MEMORY (You can hear Kooser read this poem himself here)
Spinning up dust and cornshucks as it crossed the chalky, exhausted fields, it sucked up into its heart hot work, cold work, lunch buckets, good horses, bad horses, their names and the names of mules that were better or worse than the horses, then rattled the dented tin sides of the threshing machine, shook the manure spreader, cranked the tractor’s crank that broke the uncle’s arm, then swept on through the windbreak, taking the treehouse and dirty magazines, turning its fury on the barn where cows kicked over buckets and the gray cat sat for a squirt of thick milk in its whiskers, crossed the chicken pen, undid the hook, plucked a warm brown egg from the meanest hen, then turned toward the house, where threshers were having dinner, peeled back the roof and the kitchen ceiling, reached down and snatched up uncles and cousins, grandma, grandpa, parents and children one by one, held them like dolls, looked long and longingly into their faces, then set them back in their chairs with blue and white platters of chicken and ham and mashed potatoes still steaming before them, with boats of gravy and bowls of peas and three kinds of pie, and suddenly, with a sound like a sigh, drew up its crowded, roaring, dusty funnel, and there at its tip was the nib of a pen.
The American heartland sings loud and clear through each word, bringing all these images and emotions alive and collecting them at the tip of a pen to comment on the power of poetry to be able to harness and contain all the powers of the world into carefully selected, beautiful words. This poem is one of the finest arguments for the power of poetry that I know of, all managed through those final two lines. Simply stunning.
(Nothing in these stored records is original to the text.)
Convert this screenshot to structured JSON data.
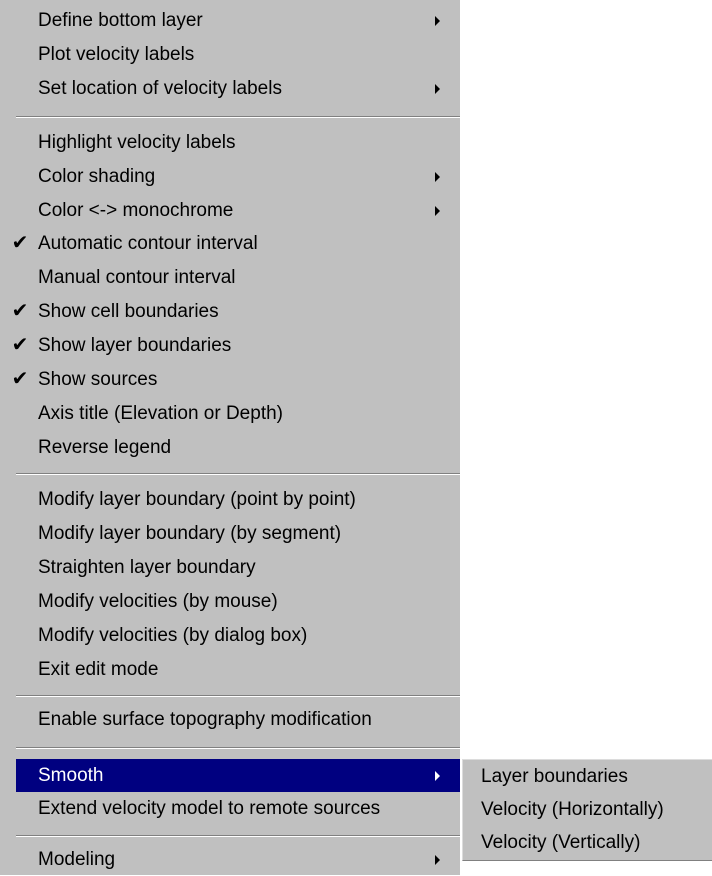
{
  "menu": {
    "items": [
      {
        "label": "Define bottom layer",
        "checked": false,
        "submenu": true
      },
      {
        "label": "Plot velocity labels",
        "checked": false,
        "submenu": false
      },
      {
        "label": "Set location of velocity labels",
        "checked": false,
        "submenu": true
      },
      {
        "label": "Highlight velocity labels",
        "checked": false,
        "submenu": false
      },
      {
        "label": "Color shading",
        "checked": false,
        "submenu": true
      },
      {
        "label": "Color <-> monochrome",
        "checked": false,
        "submenu": true
      },
      {
        "label": "Automatic contour interval",
        "checked": true,
        "submenu": false
      },
      {
        "label": "Manual contour interval",
        "checked": false,
        "submenu": false
      },
      {
        "label": "Show cell boundaries",
        "checked": true,
        "submenu": false
      },
      {
        "label": "Show layer boundaries",
        "checked": true,
        "submenu": false
      },
      {
        "label": "Show sources",
        "checked": true,
        "submenu": false
      },
      {
        "label": "Axis title (Elevation or Depth)",
        "checked": false,
        "submenu": false
      },
      {
        "label": "Reverse legend",
        "checked": false,
        "submenu": false
      },
      {
        "label": "Modify layer boundary (point by point)",
        "checked": false,
        "submenu": false
      },
      {
        "label": "Modify layer boundary (by segment)",
        "checked": false,
        "submenu": false
      },
      {
        "label": "Straighten layer boundary",
        "checked": false,
        "submenu": false
      },
      {
        "label": "Modify velocities (by mouse)",
        "checked": false,
        "submenu": false
      },
      {
        "label": "Modify velocities (by dialog box)",
        "checked": false,
        "submenu": false
      },
      {
        "label": "Exit edit mode",
        "checked": false,
        "submenu": false
      },
      {
        "label": "Enable surface topography modification",
        "checked": false,
        "submenu": false
      },
      {
        "label": "Smooth",
        "checked": false,
        "submenu": true,
        "active": true
      },
      {
        "label": "Extend velocity model to remote sources",
        "checked": false,
        "submenu": false
      },
      {
        "label": "Modeling",
        "checked": false,
        "submenu": true
      }
    ]
  },
  "submenu": {
    "items": [
      {
        "label": "Layer boundaries"
      },
      {
        "label": "Velocity (Horizontally)"
      },
      {
        "label": "Velocity (Vertically)"
      }
    ]
  },
  "colors": {
    "menu_background": "#c0c0c0",
    "highlight": "#000080",
    "highlight_text": "#ffffff",
    "separator_dark": "#808080",
    "separator_light": "#ffffff"
  },
  "icons": {
    "check": "check-icon",
    "submenu_arrow": "submenu-arrow-icon"
  }
}
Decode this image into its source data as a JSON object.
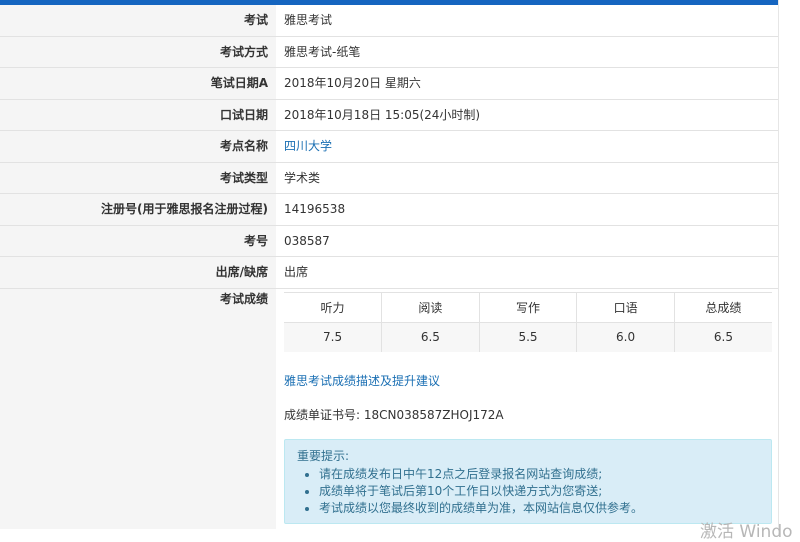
{
  "rows": [
    {
      "label": "考试",
      "value": "雅思考试"
    },
    {
      "label": "考试方式",
      "value": "雅思考试-纸笔"
    },
    {
      "label": "笔试日期A",
      "value": "2018年10月20日 星期六"
    },
    {
      "label": "口试日期",
      "value": "2018年10月18日 15:05(24小时制)"
    },
    {
      "label": "考点名称",
      "value": "四川大学"
    },
    {
      "label": "考试类型",
      "value": "学术类"
    },
    {
      "label": "注册号(用于雅思报名注册过程)",
      "value": "14196538"
    },
    {
      "label": "考号",
      "value": "038587"
    },
    {
      "label": "出席/缺席",
      "value": "出席"
    }
  ],
  "scores": {
    "label": "考试成绩",
    "headers": [
      "听力",
      "阅读",
      "写作",
      "口语",
      "总成绩"
    ],
    "values": [
      "7.5",
      "6.5",
      "5.5",
      "6.0",
      "6.5"
    ],
    "advice_link": "雅思考试成绩描述及提升建议",
    "certificate": "成绩单证书号: 18CN038587ZHOJ172A"
  },
  "notice": {
    "title": "重要提示:",
    "items": [
      "请在成绩发布日中午12点之后登录报名网站查询成绩;",
      "成绩单将于笔试后第10个工作日以快递方式为您寄送;",
      "考试成绩以您最终收到的成绩单为准，本网站信息仅供参考。"
    ]
  },
  "watermark": "激活 Windo",
  "colors": {
    "accent_bar": "#1565c0",
    "link": "#1a6fb3",
    "notice_bg": "#d9edf7",
    "notice_text": "#31708f"
  }
}
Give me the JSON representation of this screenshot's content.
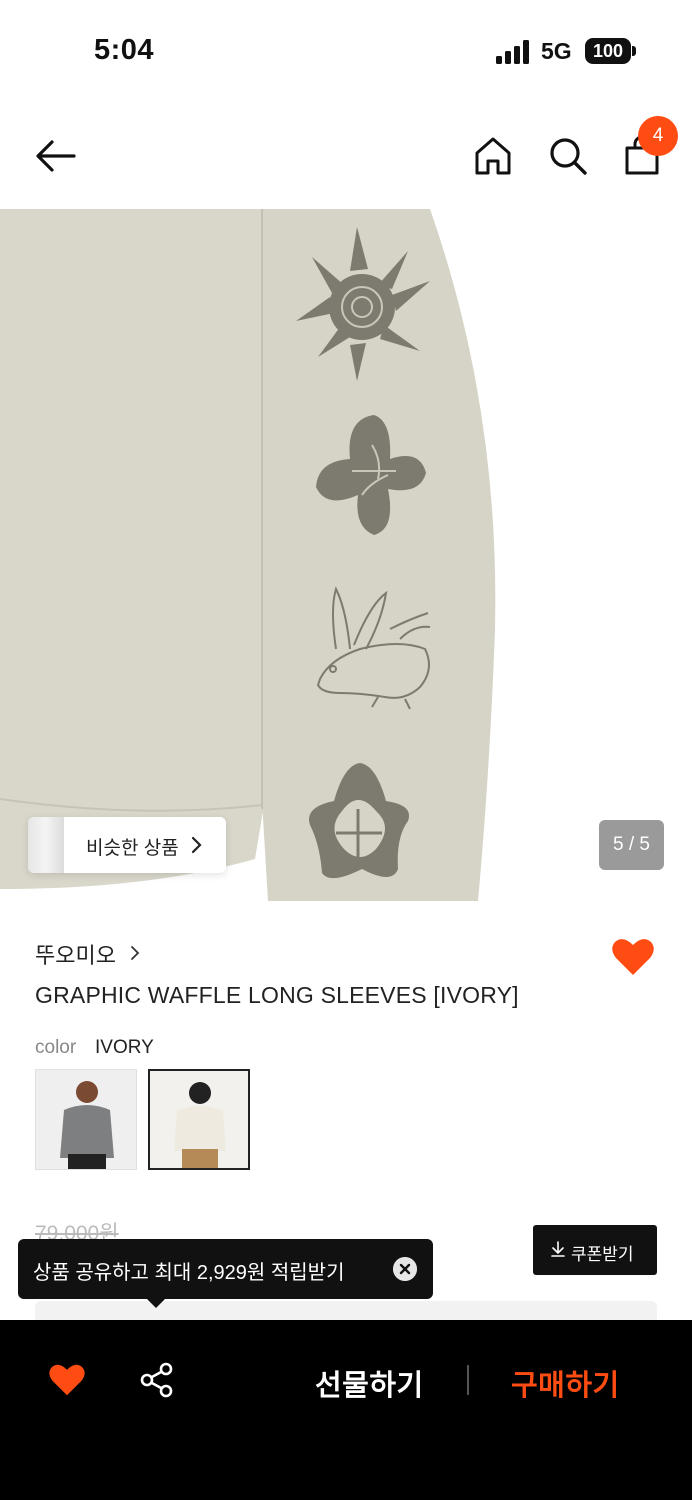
{
  "status_bar": {
    "time": "5:04",
    "network": "5G",
    "battery": "100"
  },
  "nav": {
    "back_icon": "arrow-left-icon",
    "home_icon": "home-icon",
    "search_icon": "search-icon",
    "cart_icon": "shopping-bag-icon",
    "cart_count": "4"
  },
  "gallery": {
    "similar_label": "비슷한 상품",
    "page_counter": "5 / 5"
  },
  "product": {
    "brand": "뚜오미오",
    "title": "GRAPHIC WAFFLE LONG SLEEVES [IVORY]",
    "option_label": "color",
    "option_value": "IVORY",
    "liked": true,
    "original_price": "79,000원"
  },
  "coupon": {
    "label": "쿠폰받기",
    "icon": "download-icon"
  },
  "tooltip": {
    "text": "상품 공유하고 최대 2,929원 적립받기",
    "close_icon": "close-circle-icon"
  },
  "bottom_bar": {
    "like_icon": "heart-icon",
    "share_icon": "share-icon",
    "gift_label": "선물하기",
    "buy_label": "구매하기"
  },
  "colors": {
    "accent": "#ff4c12",
    "sweater": "#d9d7ca",
    "print": "#7d7b70"
  }
}
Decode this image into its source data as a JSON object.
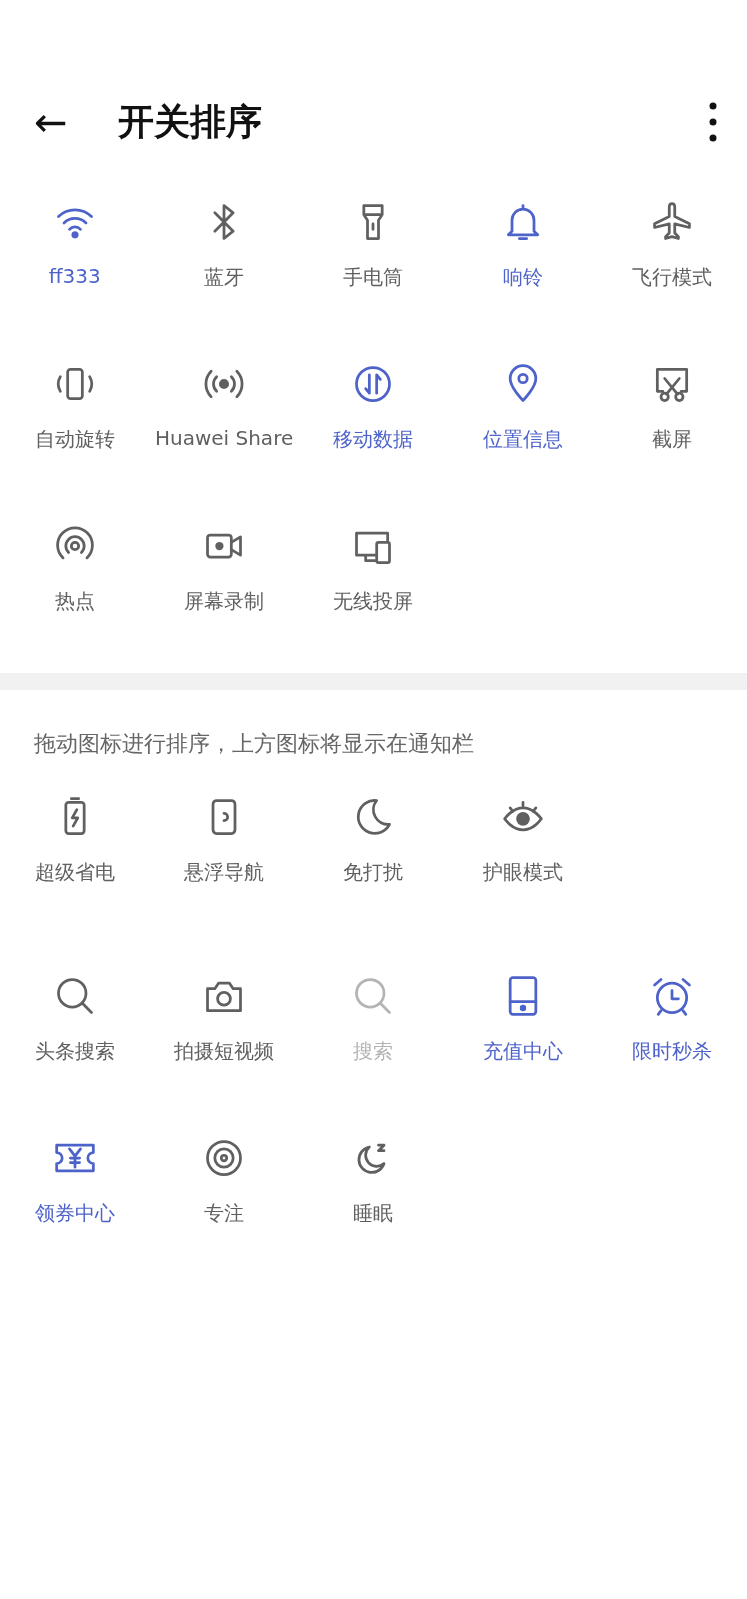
{
  "header": {
    "back": "←",
    "title": "开关排序"
  },
  "active_switches": [
    {
      "kind": "wifi",
      "label": "ff333",
      "on": true,
      "disabled": false
    },
    {
      "kind": "bluetooth",
      "label": "蓝牙",
      "on": false,
      "disabled": false
    },
    {
      "kind": "flashlight",
      "label": "手电筒",
      "on": false,
      "disabled": false
    },
    {
      "kind": "bell",
      "label": "响铃",
      "on": true,
      "disabled": false
    },
    {
      "kind": "airplane",
      "label": "飞行模式",
      "on": false,
      "disabled": false
    },
    {
      "kind": "rotate",
      "label": "自动旋转",
      "on": false,
      "disabled": false
    },
    {
      "kind": "share",
      "label": "Huawei Share",
      "on": false,
      "disabled": false
    },
    {
      "kind": "data",
      "label": "移动数据",
      "on": true,
      "disabled": false
    },
    {
      "kind": "location",
      "label": "位置信息",
      "on": true,
      "disabled": false
    },
    {
      "kind": "screenshot",
      "label": "截屏",
      "on": false,
      "disabled": false
    },
    {
      "kind": "hotspot",
      "label": "热点",
      "on": false,
      "disabled": false
    },
    {
      "kind": "record",
      "label": "屏幕录制",
      "on": false,
      "disabled": false
    },
    {
      "kind": "cast",
      "label": "无线投屏",
      "on": false,
      "disabled": false
    }
  ],
  "hint": "拖动图标进行排序，上方图标将显示在通知栏",
  "other_switches": [
    {
      "kind": "battery",
      "label": "超级省电",
      "on": false,
      "disabled": false
    },
    {
      "kind": "floatnav",
      "label": "悬浮导航",
      "on": false,
      "disabled": false
    },
    {
      "kind": "moon",
      "label": "免打扰",
      "on": false,
      "disabled": false
    },
    {
      "kind": "eye",
      "label": "护眼模式",
      "on": false,
      "disabled": false
    },
    {
      "kind": "newline"
    },
    {
      "kind": "search",
      "label": "头条搜索",
      "on": false,
      "disabled": false
    },
    {
      "kind": "camera",
      "label": "拍摄短视频",
      "on": false,
      "disabled": false
    },
    {
      "kind": "search",
      "label": "搜索",
      "on": false,
      "disabled": true
    },
    {
      "kind": "tablet",
      "label": "充值中心",
      "on": true,
      "disabled": false
    },
    {
      "kind": "alarm",
      "label": "限时秒杀",
      "on": true,
      "disabled": false
    },
    {
      "kind": "coupon",
      "label": "领券中心",
      "on": true,
      "disabled": false
    },
    {
      "kind": "focus",
      "label": "专注",
      "on": false,
      "disabled": false
    },
    {
      "kind": "sleep",
      "label": "睡眠",
      "on": false,
      "disabled": false
    }
  ]
}
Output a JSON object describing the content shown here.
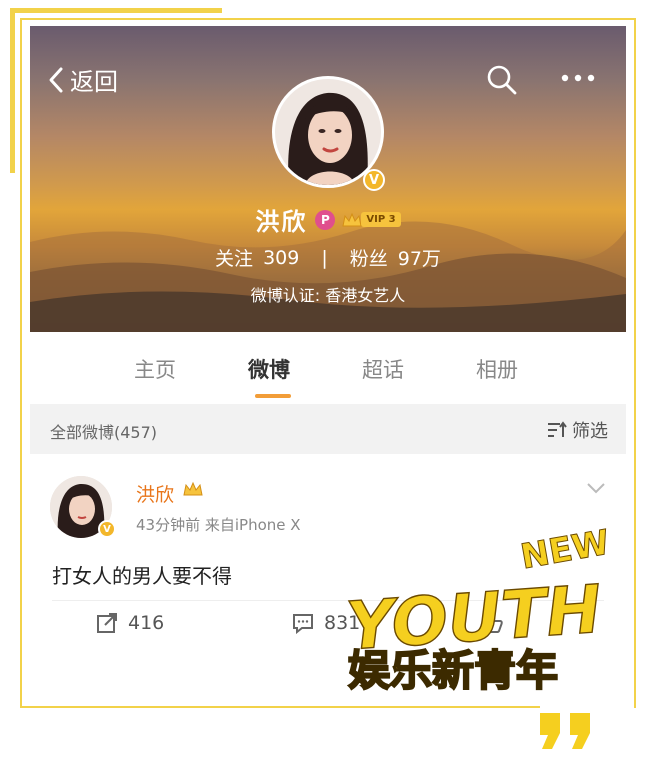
{
  "header": {
    "back_label": "返回",
    "name": "洪欣",
    "badge_p": "P",
    "badge_v": "V",
    "vip_label": "VIP 3",
    "following_label": "关注",
    "following_count": "309",
    "separator": "|",
    "followers_label": "粉丝",
    "followers_count": "97万",
    "verification": "微博认证: 香港女艺人"
  },
  "tabs": [
    {
      "label": "主页"
    },
    {
      "label": "微博"
    },
    {
      "label": "超话"
    },
    {
      "label": "相册"
    }
  ],
  "active_tab": "微博",
  "filter": {
    "all_posts": "全部微博(457)",
    "filter_label": "筛选"
  },
  "post": {
    "author": "洪欣",
    "badge_v": "V",
    "meta": "43分钟前  来自iPhone X",
    "text": "打女人的男人要不得",
    "reposts": "416",
    "comments": "831"
  },
  "overlay": {
    "new": "NEW",
    "youth": "YOUTH",
    "chinese": "娱乐新青年"
  },
  "colors": {
    "frame": "#f2d24a",
    "tab_underline": "#f29d38",
    "author": "#e8751a",
    "overlay_text": "#f5cf1f"
  },
  "icons": [
    "back-chevron-icon",
    "search-icon",
    "more-icon",
    "vip-crown-icon",
    "filter-icon",
    "chevron-down-icon",
    "repost-icon",
    "comment-icon",
    "like-icon",
    "quote-icon"
  ]
}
This is a marvelous collection of poetry and I fell in love with each and every word. Ted Kooser has a magical ability to bring his words, and the world, alive through these short poems. What impressed and satisfied me most was the sheer joy that shines forth from each phrase and page and the general uplifting attitude that echoes out of each poem, especially those dealing with death. Every minute detail of existence is told to stand up and dance their hearts out, coming alive in such a joyful, seemingly effortless manner. In his series of poems about four Civil War paintings by Winslow Homer, the image of the sharpshooter in the tree has a great bit comparing his finger waiting to pull the trigger being like ‘the chord behind the tight fence of a musical staff, the sonnet shut in a book’. Kooser makes the everyday a cause for celebration. This is an absolutely delightful collection. 5/5
Look at how awesome and happy Kooser is.
He just wants to relax and let perfect prose dance from his mouth. You can watch and listen to him read another poem from this collection here. Also, he wrote a children’s picture book, Bag in the Wind, focusing on the importance of recycling. What a cool guy. He just wants the world to smile.
HOME MEDICAL JOURNAL
This is not so much a dictionary as it is an atlas for the old, in which they pore over the pink and gray maps of the body, hoping to find that wayside junction where a pain-rutted road intersects with the highway of answers, and where the slow river of fear that achingly meanders from organ to organ is finally channeled and dammed.